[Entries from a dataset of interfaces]
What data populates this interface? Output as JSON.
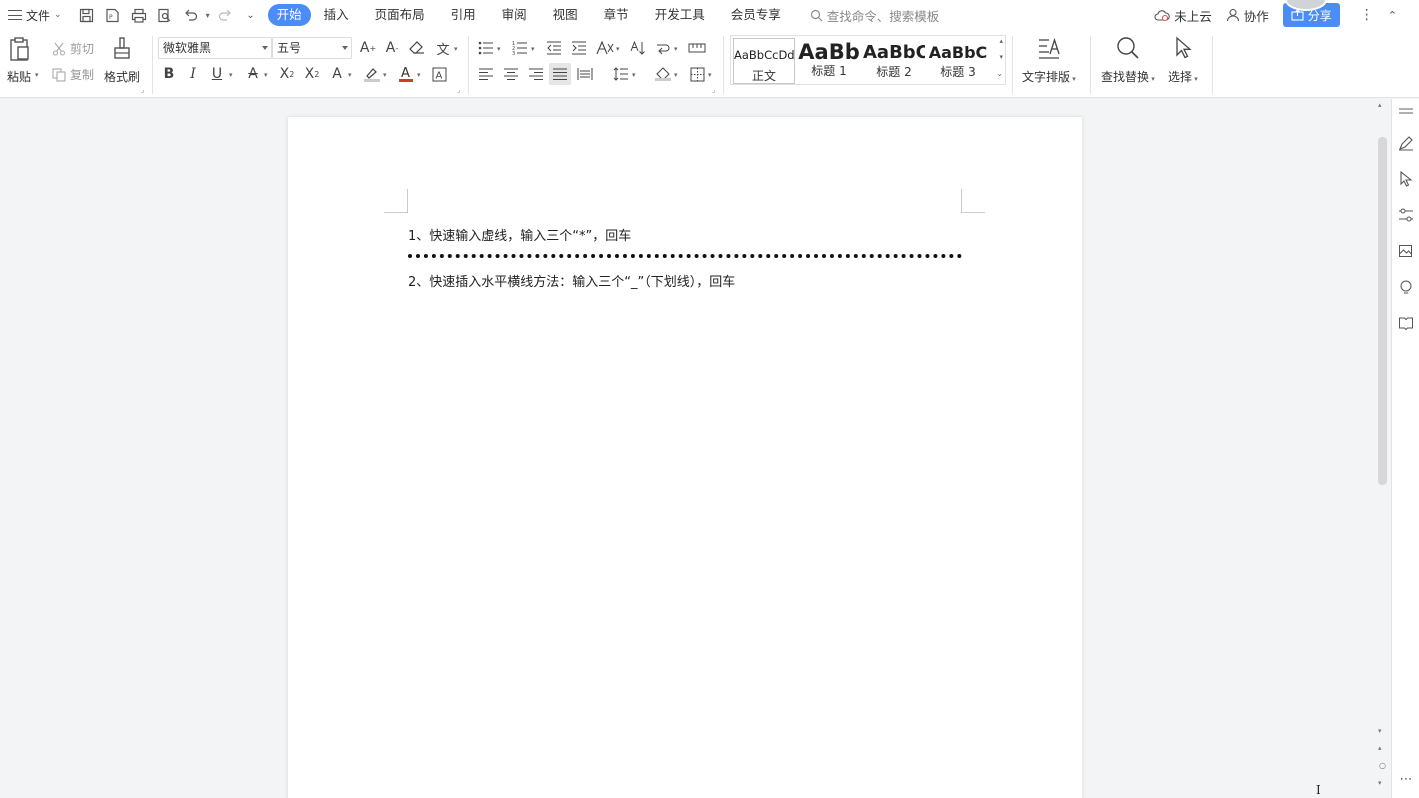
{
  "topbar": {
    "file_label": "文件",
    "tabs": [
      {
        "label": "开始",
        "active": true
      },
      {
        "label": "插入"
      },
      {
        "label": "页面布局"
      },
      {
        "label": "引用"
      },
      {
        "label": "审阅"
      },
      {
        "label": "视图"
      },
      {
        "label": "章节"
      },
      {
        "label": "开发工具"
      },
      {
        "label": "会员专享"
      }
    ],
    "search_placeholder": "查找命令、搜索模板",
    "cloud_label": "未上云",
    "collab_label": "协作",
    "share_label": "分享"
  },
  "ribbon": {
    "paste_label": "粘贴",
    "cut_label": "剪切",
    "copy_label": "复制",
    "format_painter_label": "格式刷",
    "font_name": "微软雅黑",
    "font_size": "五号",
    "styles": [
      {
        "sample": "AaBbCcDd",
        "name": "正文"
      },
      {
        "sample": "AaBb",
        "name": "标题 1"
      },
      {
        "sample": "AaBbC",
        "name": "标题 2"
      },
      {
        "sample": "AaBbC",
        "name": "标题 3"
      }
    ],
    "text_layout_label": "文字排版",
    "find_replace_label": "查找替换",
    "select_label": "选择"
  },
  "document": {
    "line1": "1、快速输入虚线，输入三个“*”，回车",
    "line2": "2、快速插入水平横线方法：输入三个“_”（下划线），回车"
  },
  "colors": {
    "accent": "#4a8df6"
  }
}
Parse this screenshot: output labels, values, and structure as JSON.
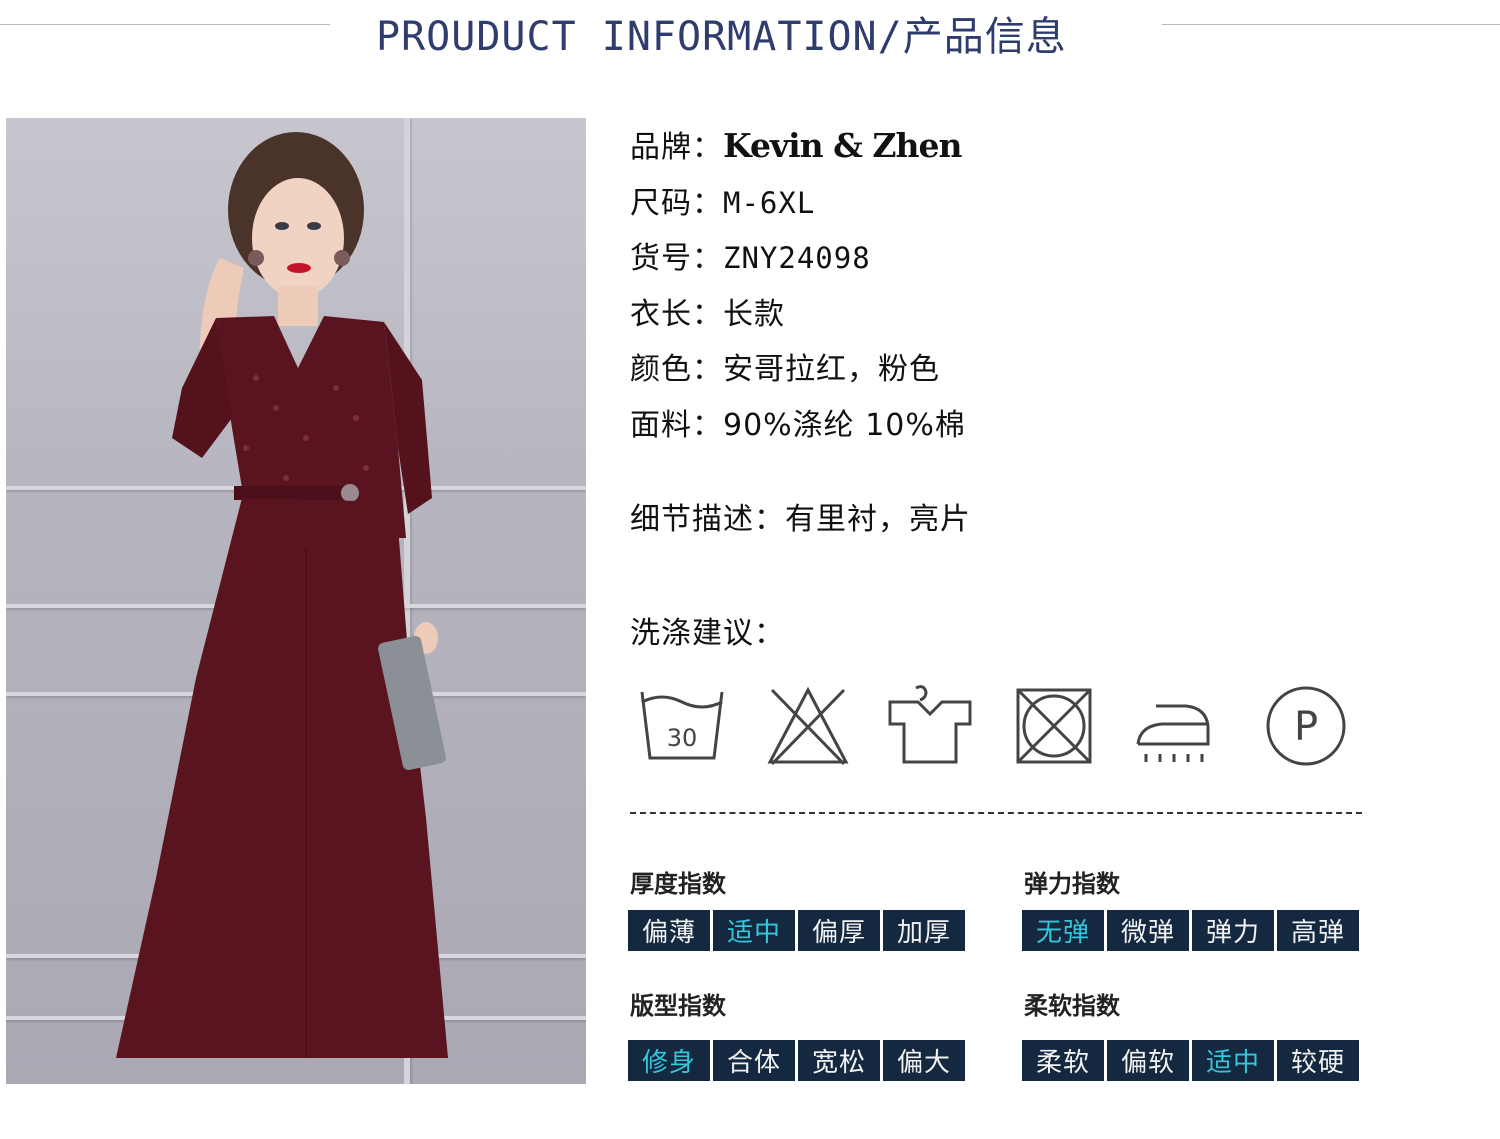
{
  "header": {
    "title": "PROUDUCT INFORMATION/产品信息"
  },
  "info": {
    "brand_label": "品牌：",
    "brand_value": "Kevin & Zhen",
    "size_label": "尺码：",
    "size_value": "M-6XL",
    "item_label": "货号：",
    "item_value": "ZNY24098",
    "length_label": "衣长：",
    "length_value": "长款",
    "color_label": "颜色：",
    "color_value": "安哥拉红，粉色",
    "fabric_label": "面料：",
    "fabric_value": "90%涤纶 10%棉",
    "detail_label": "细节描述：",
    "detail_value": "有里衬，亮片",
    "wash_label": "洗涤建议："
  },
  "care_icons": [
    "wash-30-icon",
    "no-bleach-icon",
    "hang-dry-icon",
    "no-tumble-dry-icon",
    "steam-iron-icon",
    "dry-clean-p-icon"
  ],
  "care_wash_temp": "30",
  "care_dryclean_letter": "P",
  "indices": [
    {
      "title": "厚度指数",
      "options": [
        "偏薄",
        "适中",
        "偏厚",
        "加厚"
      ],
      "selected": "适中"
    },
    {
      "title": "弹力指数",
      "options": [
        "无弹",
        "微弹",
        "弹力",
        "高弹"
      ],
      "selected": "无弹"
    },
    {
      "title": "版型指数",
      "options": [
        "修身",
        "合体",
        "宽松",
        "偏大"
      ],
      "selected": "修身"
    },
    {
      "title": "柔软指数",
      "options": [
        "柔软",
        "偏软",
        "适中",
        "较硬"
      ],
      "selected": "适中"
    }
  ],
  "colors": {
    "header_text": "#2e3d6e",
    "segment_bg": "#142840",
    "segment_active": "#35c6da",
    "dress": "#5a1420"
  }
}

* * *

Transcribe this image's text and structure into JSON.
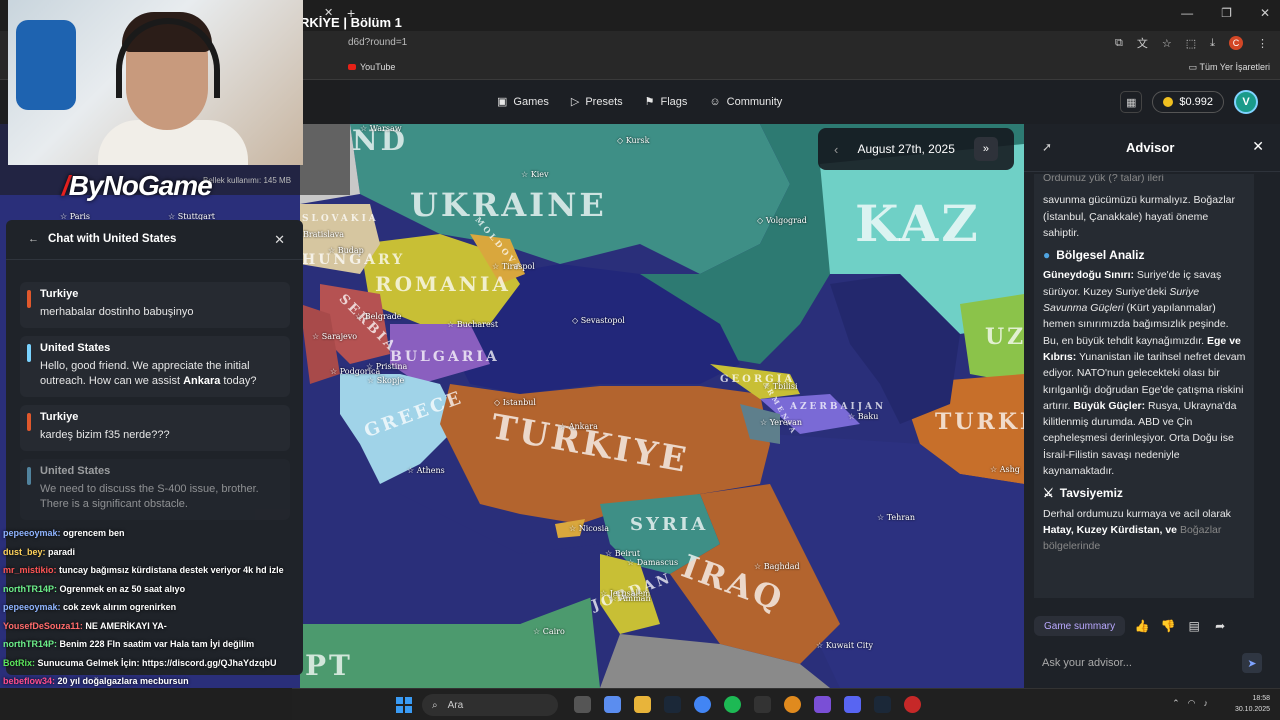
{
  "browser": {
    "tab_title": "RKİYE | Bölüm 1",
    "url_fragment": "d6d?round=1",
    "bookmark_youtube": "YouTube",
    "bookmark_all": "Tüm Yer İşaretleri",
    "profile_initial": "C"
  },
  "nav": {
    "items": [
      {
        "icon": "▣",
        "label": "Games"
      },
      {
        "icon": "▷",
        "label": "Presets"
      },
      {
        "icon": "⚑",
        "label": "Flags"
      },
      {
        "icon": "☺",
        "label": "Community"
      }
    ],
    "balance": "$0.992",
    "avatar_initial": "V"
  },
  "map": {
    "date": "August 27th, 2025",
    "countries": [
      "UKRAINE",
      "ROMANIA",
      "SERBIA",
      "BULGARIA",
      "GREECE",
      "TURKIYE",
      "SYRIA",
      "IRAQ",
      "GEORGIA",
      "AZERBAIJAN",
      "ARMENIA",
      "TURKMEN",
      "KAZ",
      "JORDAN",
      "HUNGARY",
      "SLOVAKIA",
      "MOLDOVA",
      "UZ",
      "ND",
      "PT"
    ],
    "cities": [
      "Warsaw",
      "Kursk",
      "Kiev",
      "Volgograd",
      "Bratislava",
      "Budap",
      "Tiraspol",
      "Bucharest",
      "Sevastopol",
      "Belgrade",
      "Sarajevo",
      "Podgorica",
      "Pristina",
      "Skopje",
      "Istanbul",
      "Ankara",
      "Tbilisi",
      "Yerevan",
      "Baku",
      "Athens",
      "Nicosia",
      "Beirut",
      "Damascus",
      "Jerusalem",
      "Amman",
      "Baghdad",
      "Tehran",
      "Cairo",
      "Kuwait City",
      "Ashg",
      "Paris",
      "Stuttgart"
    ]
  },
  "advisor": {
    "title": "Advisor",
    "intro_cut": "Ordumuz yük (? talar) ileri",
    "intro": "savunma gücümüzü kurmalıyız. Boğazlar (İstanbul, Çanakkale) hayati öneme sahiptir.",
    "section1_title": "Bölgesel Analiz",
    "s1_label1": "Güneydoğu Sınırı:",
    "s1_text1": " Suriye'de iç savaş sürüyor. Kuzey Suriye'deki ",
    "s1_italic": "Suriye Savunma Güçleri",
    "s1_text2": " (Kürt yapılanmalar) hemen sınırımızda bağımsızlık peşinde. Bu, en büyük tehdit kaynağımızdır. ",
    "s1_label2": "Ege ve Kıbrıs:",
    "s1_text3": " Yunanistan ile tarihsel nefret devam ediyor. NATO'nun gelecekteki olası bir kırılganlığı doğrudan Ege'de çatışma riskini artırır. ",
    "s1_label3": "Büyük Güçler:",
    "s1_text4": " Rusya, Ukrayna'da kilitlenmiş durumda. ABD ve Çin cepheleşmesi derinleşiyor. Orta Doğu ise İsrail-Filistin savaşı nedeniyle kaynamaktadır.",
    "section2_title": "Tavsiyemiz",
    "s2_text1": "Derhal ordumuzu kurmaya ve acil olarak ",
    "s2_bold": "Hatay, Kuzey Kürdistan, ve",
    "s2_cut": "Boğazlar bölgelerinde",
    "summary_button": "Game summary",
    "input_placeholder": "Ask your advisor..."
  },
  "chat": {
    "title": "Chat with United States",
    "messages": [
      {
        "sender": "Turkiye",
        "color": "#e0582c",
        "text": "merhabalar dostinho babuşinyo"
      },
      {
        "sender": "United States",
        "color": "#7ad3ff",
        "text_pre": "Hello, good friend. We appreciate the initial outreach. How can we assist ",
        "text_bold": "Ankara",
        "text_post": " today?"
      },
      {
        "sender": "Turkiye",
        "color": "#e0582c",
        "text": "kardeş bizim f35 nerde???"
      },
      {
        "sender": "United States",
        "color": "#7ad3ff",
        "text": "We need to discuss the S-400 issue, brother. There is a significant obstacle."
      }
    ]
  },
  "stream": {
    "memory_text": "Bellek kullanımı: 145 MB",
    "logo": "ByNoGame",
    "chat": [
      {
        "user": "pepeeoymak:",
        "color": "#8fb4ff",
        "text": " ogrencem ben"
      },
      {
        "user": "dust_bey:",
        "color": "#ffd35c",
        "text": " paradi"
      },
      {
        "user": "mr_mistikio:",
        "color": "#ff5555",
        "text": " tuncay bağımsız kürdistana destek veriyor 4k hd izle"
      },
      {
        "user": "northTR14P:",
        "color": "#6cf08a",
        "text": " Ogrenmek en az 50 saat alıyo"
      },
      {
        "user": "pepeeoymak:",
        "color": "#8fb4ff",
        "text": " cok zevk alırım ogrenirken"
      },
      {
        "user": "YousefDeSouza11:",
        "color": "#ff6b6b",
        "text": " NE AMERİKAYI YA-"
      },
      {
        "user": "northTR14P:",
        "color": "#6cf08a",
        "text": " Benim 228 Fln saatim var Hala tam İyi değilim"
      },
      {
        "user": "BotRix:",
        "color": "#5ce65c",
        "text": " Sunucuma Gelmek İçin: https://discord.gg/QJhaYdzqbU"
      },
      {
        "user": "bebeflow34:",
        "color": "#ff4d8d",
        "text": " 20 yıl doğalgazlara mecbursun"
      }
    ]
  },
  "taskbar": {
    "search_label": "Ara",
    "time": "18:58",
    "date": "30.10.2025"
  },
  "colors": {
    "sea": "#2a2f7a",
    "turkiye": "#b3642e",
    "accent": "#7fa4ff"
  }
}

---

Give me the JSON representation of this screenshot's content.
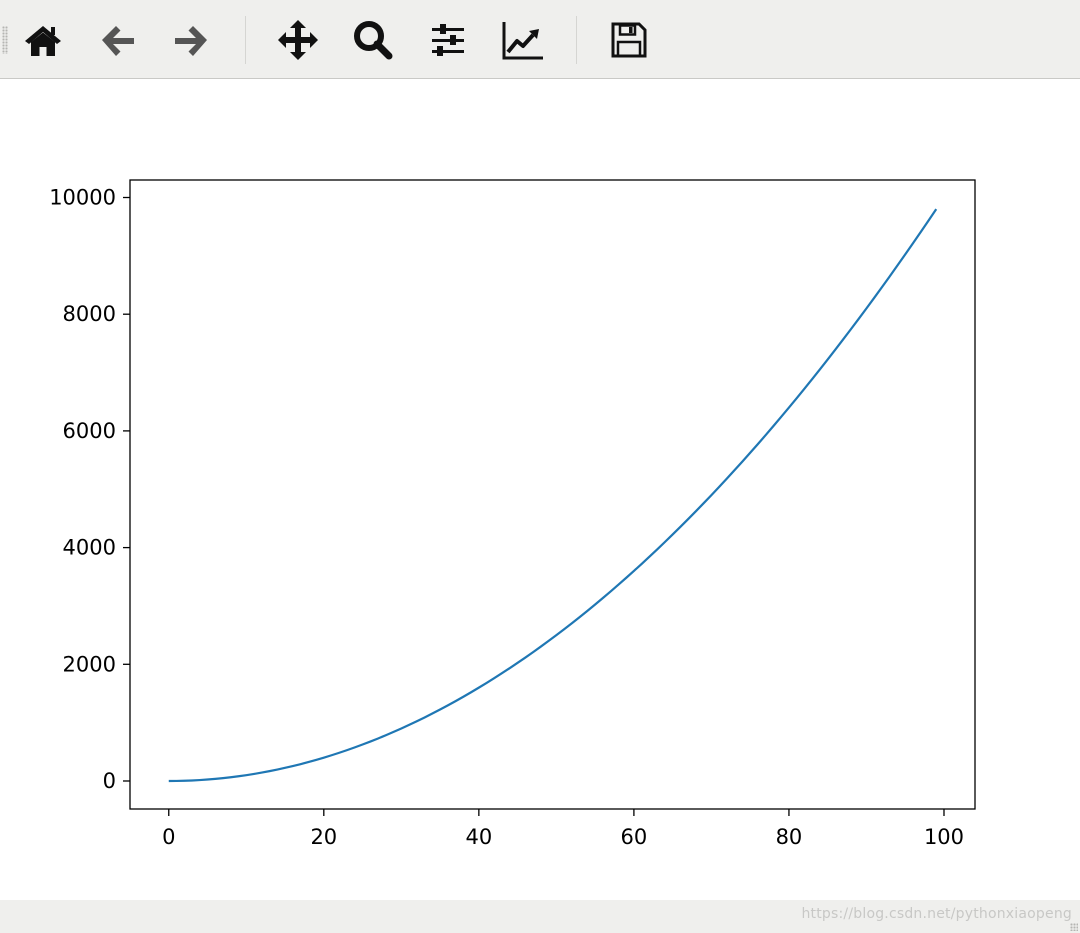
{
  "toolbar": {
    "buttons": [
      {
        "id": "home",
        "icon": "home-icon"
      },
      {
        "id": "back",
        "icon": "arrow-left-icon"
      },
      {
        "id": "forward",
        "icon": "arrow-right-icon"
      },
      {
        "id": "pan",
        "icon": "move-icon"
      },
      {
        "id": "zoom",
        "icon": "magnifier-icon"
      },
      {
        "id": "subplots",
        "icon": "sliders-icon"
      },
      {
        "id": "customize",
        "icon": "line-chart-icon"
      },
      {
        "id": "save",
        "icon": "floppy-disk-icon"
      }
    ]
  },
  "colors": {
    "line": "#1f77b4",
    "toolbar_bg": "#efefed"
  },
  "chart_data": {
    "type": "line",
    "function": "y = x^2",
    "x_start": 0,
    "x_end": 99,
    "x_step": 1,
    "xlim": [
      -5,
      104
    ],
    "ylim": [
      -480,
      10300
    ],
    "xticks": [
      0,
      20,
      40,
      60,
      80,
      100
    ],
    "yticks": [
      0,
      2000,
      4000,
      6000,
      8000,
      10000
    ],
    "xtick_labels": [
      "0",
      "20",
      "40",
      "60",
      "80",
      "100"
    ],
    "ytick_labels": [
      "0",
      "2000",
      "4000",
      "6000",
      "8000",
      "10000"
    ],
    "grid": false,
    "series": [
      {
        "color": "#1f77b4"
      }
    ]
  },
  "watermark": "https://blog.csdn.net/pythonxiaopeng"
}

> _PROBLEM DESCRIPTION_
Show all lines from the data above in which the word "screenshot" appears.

> _ANSWER TO THIS TASK_
Parse this screenshot: output labels, values, and structure as JSON.
Give me the JSON representation of this screenshot's content.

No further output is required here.